These graduates are entirely comfortable with mobile and social media, but may not know the underlying principles of, say, online advertising or ecommerce.
Despite this, the market is, of course, still tough. As one marketing manager in recruitment stated:
SEO is now considered a basic skill – not the more technical aspects, but a good solid understanding should be a pre-requisite. And we believe an understanding of social is fundamental, as is ability to write good copy.
Part of this expectation comes from how easy it is to be an autodidact online.
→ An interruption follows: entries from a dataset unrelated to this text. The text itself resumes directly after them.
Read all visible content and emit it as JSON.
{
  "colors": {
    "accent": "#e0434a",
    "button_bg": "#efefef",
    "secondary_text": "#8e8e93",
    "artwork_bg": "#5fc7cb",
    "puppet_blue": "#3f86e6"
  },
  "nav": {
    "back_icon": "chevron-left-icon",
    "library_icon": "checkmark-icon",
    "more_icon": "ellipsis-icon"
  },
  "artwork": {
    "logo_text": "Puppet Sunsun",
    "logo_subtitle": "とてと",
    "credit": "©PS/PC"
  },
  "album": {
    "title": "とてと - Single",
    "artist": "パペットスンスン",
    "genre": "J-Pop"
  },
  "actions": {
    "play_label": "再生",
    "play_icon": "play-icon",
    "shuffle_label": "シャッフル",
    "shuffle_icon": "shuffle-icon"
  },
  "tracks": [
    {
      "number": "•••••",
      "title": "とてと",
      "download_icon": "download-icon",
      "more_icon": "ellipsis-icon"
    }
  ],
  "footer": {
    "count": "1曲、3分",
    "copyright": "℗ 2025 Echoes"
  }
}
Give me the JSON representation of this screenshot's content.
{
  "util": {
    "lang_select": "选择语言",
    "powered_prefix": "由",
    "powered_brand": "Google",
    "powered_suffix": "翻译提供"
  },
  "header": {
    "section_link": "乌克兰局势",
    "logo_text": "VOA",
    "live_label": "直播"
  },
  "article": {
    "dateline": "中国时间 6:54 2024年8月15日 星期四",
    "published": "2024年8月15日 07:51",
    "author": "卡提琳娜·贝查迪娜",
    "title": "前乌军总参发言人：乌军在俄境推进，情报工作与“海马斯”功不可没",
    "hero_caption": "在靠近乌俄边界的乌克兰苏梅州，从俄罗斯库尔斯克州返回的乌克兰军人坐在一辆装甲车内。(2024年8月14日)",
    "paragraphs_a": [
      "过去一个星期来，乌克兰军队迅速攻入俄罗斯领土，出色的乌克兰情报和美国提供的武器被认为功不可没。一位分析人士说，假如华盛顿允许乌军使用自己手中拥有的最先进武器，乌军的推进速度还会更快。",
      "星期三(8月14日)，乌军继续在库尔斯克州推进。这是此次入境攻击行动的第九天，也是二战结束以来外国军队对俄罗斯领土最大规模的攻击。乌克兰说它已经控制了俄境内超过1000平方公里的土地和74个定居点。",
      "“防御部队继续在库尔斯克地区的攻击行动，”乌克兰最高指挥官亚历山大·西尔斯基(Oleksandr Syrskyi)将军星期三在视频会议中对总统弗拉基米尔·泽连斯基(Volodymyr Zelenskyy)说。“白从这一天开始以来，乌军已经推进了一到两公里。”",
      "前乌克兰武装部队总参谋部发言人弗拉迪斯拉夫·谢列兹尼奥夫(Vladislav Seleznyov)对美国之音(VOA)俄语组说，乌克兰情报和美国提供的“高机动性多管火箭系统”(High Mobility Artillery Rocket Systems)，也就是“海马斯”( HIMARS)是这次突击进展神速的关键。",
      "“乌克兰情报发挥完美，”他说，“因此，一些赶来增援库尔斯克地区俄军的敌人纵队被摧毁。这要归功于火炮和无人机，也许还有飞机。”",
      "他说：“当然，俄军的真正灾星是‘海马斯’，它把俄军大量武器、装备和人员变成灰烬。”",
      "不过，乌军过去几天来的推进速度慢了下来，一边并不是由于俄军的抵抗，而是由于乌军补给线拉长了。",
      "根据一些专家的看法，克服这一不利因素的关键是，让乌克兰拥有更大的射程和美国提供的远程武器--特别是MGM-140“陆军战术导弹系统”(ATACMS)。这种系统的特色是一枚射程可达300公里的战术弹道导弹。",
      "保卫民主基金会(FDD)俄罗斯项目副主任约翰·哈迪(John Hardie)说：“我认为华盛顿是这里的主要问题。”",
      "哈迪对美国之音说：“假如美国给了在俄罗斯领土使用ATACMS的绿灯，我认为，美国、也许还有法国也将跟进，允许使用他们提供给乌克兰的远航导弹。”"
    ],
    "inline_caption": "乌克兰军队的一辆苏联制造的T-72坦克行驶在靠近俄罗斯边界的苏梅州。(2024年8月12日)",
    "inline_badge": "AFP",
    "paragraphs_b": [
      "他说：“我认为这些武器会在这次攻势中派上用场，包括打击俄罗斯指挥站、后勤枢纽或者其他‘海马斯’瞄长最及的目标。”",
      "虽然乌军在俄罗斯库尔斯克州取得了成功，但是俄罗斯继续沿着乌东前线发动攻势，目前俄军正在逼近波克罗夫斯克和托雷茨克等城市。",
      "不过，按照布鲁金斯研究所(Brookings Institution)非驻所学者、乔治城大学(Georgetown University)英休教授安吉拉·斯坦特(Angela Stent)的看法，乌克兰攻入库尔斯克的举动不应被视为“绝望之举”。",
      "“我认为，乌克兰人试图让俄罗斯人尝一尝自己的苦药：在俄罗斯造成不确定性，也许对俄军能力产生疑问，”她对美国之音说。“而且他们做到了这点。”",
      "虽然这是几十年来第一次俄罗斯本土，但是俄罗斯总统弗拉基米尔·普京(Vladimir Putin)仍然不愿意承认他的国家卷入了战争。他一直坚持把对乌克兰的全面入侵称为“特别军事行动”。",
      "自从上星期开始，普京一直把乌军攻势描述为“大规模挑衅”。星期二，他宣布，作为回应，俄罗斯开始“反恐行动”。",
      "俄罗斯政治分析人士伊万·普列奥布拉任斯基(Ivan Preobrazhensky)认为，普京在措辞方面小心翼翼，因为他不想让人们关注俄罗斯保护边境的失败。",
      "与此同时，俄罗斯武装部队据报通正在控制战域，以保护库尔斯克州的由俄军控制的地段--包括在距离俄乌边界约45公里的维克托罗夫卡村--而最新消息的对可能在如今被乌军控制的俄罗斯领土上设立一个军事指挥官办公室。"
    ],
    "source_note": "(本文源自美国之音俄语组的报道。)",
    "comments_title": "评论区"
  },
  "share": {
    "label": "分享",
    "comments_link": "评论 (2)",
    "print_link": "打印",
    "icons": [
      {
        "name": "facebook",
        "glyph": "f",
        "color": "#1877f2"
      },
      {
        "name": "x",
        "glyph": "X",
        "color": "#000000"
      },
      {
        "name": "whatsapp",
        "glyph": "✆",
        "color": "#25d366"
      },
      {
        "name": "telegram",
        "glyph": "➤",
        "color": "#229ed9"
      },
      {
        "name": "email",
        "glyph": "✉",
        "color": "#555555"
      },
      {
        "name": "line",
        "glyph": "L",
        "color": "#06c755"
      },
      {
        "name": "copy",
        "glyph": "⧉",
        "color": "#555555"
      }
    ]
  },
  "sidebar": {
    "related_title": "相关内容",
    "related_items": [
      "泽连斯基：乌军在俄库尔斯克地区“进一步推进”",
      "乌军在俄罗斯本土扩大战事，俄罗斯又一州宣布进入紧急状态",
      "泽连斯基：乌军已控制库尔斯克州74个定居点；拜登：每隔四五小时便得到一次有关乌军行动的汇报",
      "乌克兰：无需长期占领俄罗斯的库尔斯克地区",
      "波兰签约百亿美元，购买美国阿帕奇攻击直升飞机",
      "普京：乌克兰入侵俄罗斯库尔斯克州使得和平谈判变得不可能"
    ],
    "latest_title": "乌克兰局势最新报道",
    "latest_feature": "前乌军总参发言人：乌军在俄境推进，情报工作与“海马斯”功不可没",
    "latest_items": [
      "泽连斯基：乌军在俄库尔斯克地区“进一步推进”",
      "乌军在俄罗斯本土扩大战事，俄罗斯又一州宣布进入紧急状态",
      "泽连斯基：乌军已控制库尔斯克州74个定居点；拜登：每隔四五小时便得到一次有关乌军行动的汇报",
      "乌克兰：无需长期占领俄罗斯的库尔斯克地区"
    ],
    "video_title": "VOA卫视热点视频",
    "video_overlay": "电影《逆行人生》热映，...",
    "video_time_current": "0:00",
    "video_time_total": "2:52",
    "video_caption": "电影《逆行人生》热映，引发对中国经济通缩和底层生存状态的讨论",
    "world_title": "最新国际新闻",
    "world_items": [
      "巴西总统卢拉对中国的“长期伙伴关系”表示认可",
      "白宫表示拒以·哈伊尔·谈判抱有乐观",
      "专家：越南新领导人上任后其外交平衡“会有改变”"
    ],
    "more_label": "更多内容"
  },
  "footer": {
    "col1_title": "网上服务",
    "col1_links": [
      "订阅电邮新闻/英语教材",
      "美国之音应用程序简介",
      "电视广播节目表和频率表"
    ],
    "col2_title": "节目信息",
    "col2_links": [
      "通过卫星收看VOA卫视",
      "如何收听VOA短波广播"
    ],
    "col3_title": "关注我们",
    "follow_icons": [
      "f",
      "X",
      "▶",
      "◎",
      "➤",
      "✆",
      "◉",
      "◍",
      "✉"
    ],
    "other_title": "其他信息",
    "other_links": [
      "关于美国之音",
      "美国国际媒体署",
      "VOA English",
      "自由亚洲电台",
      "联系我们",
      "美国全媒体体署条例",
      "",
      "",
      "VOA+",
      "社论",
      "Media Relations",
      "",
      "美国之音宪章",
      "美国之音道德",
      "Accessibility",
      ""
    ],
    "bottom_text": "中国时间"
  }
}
The Skills of the Modern Marketer report pointed to soft skills as increasingly important, perhaps because the tools for self-improvement have multiplied.
Curiosity and action-orientation are two soft skills identified by the report as those valued by employers.
With search and email/eCRM the two areas with the lowest average scores, this perhaps is indicative of the role for specialists within marketing teams.
Whilst many recruiters are looking for generalists with a particular strength, search and analytic/database skills have been two areas where there has been specialisation in digital for quite a while. Both disciplines have technical elements that many marketers choose to recruit, outsource or purchase software for (in the case of email).
Econsultancy’s Digital Marketing: Organizational Structures and Resourcing research revealed the main areas for which organisations have dedicated digital marketing discipline specialists. These included:
- Website analytics/data (51%)
- Website design and build (51%)
- Email marketing (45%)
- Social media (37%)
Email in this list tallies with the Digital Skills Index and its initial results, though search isn’t present in this list of specialists and social is (despite relatively high scoring on the skills assessment).
Looking again at specific skills perhaps we can see what will continue to be outsourced and the effects of this. Advertising scores at the junior level on the Skills Index average at 57%. One might think this would dictate recruitment of employees able to plug this skills gap.
However, looking at the chart below from the Organizational Structures and Resourcing Best Practice Guide, digital resourcing is predicted to be its lowest in the areas of PPC and display advertising.
This could hint at the continuing role of advertising agencies, or simply that these are skills that can be taught in house, as opposed to the skills involved with great content creation of community engagement.
Digital at the top table
Looking at the success of senior level employees taking this test, it’s fair to say those in senior positions, by this stage, have a good amount of experience in marketing and, more and more, in digital specifically.
We’re seeing more of those that began in digital moving into leadership roles such as CMO and CEO, especially in ecommerce.